The Partnership for Sustainable, Low Carbon Transport was developed by:
- Asian Development Bank (ADB): is dedicated to reducing poverty in the Asia and Pacific region through inclusive economic growth, environmentally sustainable growth, and regional integration. ADB's Sustainable Transport Initiative (STI) promotes investments in clean, affordable, and safe transport systems. www.adb.org
- Clean Air Initiative for Asian Cities (CAI-Asia) Center: promotes reductions in air pollution and greenhouse gas emissions from the transport, energy and other sectors. The Center, together with the CAI-Asia Partnership and Country Networks, translates knowledge to policies and action. www.cleanairnet.org/caiasia

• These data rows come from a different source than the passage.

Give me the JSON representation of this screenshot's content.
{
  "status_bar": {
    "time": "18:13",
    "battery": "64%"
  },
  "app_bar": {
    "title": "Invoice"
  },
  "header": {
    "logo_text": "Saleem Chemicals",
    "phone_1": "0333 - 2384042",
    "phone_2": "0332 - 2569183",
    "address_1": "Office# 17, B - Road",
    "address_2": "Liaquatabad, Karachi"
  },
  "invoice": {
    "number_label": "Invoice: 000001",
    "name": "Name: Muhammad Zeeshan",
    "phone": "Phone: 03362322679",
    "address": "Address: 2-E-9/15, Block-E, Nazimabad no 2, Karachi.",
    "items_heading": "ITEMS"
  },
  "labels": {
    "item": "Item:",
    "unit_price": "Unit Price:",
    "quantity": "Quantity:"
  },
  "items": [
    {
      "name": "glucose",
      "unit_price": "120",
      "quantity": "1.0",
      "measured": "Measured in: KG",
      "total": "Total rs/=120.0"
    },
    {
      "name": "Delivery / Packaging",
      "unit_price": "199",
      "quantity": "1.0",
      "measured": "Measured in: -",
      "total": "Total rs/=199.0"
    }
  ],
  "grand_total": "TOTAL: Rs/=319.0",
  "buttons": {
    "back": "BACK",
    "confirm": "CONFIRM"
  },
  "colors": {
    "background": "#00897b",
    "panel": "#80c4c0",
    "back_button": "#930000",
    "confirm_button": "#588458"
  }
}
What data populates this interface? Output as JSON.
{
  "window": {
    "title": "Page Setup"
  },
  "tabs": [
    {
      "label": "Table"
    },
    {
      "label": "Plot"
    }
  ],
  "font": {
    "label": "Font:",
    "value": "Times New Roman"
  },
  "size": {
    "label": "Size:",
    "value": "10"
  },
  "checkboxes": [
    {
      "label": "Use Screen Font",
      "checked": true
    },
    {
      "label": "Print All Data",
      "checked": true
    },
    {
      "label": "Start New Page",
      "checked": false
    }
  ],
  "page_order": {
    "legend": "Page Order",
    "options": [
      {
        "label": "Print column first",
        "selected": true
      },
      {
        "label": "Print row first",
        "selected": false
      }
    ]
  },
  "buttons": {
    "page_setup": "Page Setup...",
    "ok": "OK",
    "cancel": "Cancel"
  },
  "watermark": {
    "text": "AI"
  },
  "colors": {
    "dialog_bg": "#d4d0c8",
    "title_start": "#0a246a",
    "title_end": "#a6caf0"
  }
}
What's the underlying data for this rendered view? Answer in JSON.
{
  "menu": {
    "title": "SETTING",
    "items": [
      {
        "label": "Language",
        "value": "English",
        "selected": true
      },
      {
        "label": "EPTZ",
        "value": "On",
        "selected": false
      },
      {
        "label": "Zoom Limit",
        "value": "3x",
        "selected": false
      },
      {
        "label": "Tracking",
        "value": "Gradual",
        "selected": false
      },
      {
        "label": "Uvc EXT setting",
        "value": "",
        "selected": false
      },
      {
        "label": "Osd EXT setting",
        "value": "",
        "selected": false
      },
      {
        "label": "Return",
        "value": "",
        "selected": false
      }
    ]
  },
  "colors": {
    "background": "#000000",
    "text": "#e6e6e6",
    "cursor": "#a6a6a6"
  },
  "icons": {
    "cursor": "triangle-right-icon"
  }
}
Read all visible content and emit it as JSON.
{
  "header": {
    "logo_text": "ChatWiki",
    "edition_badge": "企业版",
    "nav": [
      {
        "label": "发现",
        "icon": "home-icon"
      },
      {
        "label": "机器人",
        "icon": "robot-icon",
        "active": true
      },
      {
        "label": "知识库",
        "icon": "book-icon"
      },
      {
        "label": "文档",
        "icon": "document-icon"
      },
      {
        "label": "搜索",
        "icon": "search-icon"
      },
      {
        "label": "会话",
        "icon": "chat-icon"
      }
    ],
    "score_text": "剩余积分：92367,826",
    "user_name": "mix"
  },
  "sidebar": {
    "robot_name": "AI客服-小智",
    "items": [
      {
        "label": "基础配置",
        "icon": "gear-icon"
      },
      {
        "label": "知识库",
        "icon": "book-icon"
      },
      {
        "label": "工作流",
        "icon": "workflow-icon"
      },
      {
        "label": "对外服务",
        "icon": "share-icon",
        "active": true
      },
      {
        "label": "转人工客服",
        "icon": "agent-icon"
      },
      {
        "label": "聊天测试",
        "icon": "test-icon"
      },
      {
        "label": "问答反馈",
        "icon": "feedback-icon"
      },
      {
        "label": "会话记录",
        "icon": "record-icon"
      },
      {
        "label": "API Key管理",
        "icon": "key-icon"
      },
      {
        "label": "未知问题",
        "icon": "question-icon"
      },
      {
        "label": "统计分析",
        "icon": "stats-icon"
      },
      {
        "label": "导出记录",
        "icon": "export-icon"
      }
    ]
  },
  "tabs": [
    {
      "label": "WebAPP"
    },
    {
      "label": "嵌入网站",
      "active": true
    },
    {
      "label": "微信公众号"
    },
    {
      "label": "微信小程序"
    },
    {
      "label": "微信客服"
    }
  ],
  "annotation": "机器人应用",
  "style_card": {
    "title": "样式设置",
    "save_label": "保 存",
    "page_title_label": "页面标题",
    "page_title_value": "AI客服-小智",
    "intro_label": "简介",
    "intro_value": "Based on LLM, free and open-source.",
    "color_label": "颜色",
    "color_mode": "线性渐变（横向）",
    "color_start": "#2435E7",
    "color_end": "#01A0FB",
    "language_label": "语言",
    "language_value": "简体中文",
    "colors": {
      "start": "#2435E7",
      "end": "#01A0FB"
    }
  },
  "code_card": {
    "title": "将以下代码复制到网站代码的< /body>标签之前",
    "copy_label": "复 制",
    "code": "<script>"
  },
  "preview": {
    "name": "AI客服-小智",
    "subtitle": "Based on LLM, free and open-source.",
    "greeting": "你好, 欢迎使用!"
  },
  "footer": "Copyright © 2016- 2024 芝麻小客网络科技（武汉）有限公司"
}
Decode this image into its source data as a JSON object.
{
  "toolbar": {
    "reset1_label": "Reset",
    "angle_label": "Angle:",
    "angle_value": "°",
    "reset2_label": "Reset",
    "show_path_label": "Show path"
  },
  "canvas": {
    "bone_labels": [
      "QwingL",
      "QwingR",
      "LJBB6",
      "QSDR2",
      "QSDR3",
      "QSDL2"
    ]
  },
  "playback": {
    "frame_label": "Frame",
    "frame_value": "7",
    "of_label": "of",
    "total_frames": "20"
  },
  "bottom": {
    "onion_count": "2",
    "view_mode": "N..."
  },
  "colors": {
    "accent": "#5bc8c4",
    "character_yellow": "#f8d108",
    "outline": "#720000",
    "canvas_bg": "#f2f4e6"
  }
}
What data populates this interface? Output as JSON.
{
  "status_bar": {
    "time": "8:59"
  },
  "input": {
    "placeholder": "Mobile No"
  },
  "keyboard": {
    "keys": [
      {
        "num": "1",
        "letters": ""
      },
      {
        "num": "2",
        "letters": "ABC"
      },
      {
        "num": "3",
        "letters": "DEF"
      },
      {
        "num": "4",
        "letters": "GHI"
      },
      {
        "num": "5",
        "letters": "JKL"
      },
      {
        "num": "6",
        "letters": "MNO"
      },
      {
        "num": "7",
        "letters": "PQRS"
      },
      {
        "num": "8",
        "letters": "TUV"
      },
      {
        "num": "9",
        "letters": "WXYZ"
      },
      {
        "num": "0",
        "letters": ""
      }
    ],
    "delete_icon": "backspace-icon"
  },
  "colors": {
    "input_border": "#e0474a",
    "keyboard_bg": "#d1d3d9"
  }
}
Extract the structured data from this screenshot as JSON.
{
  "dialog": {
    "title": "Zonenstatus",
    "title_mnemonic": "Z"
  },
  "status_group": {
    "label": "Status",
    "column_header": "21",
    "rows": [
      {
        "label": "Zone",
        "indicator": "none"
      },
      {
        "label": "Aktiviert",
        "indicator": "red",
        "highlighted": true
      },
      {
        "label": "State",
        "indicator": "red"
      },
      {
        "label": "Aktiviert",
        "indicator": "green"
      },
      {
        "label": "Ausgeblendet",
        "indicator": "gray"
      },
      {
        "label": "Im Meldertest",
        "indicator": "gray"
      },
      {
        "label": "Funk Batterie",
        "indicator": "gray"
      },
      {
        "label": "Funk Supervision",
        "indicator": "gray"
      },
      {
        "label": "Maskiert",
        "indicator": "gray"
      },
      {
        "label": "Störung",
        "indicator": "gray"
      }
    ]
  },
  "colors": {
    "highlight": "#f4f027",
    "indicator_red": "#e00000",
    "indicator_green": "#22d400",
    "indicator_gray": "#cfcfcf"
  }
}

- Clean Air Institute (CAI): promotes a comprehensive approach to addressing air quality challenges and climate change in Latin America. www.cleanairnet.org/lac_en/
- Deutsche Gesellschaft für Technische Zusammenarbeit GmbH/German Technical Cooperation (GTZ): to improve people’s living conditions in developing countries. In the transport sector, GTZ is providing a global survey on fuel prices and initiated the Sustainable Urban Transport Project. www.sutp.org
- Inter-American Development Bank (IDB): is the leading source of multilateral financing and technical assistance in Latin America and the Caribbean. IDB assistance to the transport sector aims to limit GHG-emissions and minimizes other negative externalities, without compromising economic growth and social inclusion. www.iadb.org
- Institute for Transportation and Development Policy (ITDP): promotes environmentally sustainable and socially equitable transportation worldwide. ITDP works with governments, local advocacy groups, and international institutions to implement projects and advance policies that reduce poverty, pollution and oil dependence. www.itdp.org
- International Association for Public Transport (UITP): is an international network for public transport authorities and operators, policy decision-makers, and the public transport supply and service industry. UITP is a global advocate for public transport and sustainable mobility, and the promoter of innovations in the sector. www.uitp.org
- The Energy and Resources Institute (TERI): is an institution with a global vision and a local focus providing innovative and low-cost solutions for a better tomorrow. TERI promotes a sustainable and low-carbon future through the efficient and sustainable use of energy and natural resources. TERI carries forward its vision through in house research activities, training, capacity building and education. www.teriin.org
- Transport Research Laboratory (TRL): based in the United Kingdom, is one of the largest and most comprehensive independent centres for transport research globally. It provides practical advice based upon high-level research on sustainable transport and has been active in developing post-2012 policy options for a low-carbon future. www.trl.co.uk
- United Nations Centre for Regional Development (UNCRD): implements the Asian Environmentally Sustainable Transport (EST) Initiative, a joint initiative with the Ministry of the Environment, Japan. This initiative aims to build a common understanding on EST and an integrated approach on environmentally sustainable transport. www.uncrd.or.jp/env/est/
- United Nations Department of Economic and Social Affairs (UN-DESA): assists Governments in agenda-setting and decision-making on development issues at the global level. It provides support to the UN Commission on Sustainable Development and a broad range of analytical products and policy advice that serve as valuable reference sources and decision-making tools for developed and developing countries. www.un.org/esa/desa/